Even his initial hints were quite over the top.
But what is this new SQRL really about? Basically, a website can display a QR code, which a user can scan with their mobile phone. The QR code contains a callback-URL, and a nonce. The user has some private information in his cell phone, and uses that to “sign” (in the broadest term) the nonce. Then the nonce is sent to the callback URL, and the website can be sure that the user was in possession of a (potentially shared) secret.
This is a classic out of band authentication scheme. However, although Gibson celebrates this idea (and himself) as if this was the best invention since sliced bread, it really is not.
When I was still working at Tubingen University, a fellow researcher group worked on a similar solution as what Gibson proposed. Their implementation has been in production for quite a while at http://www.ekaay.com.
The “eKaay” implementation requires pre-registration, but it could fully emulate Gibson’s SQRL by using dynamic provisioning, which is a well-established approach in identity management.
As a side note, I find it quite astonishing that the GUI in Gibson’s demo / prototype looks exactly like the eKaay login screen…

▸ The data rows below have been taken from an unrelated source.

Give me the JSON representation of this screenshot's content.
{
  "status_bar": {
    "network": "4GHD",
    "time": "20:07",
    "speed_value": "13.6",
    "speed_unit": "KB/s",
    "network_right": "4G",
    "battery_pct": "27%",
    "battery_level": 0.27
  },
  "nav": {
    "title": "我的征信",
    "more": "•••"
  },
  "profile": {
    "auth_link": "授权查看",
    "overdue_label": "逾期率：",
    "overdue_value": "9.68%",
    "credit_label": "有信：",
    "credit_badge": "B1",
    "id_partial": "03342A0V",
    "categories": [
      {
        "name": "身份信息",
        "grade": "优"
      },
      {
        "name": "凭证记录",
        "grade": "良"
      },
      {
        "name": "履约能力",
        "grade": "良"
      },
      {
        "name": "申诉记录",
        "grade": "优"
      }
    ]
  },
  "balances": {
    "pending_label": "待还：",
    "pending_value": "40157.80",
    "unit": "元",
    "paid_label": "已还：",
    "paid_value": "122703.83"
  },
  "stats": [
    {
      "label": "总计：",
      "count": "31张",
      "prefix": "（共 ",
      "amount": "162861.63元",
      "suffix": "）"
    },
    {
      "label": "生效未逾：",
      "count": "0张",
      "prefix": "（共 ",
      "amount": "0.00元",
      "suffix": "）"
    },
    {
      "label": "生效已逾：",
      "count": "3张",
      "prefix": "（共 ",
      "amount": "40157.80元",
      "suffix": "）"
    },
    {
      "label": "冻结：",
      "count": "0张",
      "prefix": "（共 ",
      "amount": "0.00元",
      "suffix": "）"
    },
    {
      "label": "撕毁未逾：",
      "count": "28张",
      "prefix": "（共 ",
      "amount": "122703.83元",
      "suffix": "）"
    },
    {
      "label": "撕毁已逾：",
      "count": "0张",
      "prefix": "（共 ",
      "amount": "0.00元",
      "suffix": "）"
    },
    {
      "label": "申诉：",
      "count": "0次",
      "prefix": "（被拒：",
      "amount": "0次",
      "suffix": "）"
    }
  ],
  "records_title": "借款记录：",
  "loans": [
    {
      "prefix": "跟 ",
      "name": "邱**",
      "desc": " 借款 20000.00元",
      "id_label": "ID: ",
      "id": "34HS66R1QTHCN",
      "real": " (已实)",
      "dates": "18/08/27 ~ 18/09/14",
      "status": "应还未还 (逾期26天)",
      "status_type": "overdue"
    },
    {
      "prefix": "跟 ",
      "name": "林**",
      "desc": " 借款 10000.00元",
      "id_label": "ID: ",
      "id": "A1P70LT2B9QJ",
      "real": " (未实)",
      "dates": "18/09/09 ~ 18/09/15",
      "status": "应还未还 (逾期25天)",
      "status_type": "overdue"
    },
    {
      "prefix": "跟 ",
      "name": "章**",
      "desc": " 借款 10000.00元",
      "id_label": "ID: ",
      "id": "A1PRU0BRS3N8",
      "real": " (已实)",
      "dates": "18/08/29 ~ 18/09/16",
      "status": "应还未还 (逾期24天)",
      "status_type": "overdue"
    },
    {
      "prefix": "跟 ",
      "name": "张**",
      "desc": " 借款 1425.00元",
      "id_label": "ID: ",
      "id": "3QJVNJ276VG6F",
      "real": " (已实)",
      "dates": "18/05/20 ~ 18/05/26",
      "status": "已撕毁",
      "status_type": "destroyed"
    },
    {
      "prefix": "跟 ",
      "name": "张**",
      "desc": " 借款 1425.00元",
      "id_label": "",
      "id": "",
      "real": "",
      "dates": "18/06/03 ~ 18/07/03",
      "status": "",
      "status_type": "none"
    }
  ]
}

But this is not where the prior art ends: Gibson announces that the component techniques and technologies employed by this solution are all well known, well tested, well understood, unencumbered by patents, and exist in the public domain. This is, however, not true! There are several patents protecting this technology, one of them granted to Pedro Celis De La Hoz and Juan Jesus Leon Cobos.
Note that there is a lot more IP and related patents in this area!
Hence, although Gibson generously donates his re-invention of the wheel to the public domain, his “SQRL” scheme is covered by existing patents, and is neither free to use, nor generally available. It should not be used without potentially expecting legal trouble.
I recommend to do extensive prior art research before making such announcements that can get people who believe these announcements into serious trouble.